■ **WHAT THIS TASK INVOLVES**
Gather, from the data below, each line in which the word "value" occurs.
........
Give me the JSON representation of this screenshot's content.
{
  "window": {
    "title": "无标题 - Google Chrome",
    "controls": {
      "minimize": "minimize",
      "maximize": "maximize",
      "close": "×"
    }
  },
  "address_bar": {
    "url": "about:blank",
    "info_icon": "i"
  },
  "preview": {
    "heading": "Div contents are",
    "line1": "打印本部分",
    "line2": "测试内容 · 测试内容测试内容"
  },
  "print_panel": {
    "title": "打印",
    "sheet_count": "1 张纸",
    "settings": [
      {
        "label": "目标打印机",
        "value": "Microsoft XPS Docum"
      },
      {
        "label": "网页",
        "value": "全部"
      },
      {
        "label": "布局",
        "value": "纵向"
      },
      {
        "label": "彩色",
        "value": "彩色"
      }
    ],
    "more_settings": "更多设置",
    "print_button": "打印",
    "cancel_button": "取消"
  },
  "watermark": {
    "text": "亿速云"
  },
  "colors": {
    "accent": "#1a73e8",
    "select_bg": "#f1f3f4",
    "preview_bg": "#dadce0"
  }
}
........
■ **EXERCISE OUTPUT**
        "value": "Microsoft XPS Docum"
        "value": "全部"
        "value": "纵向"
        "value": "彩色"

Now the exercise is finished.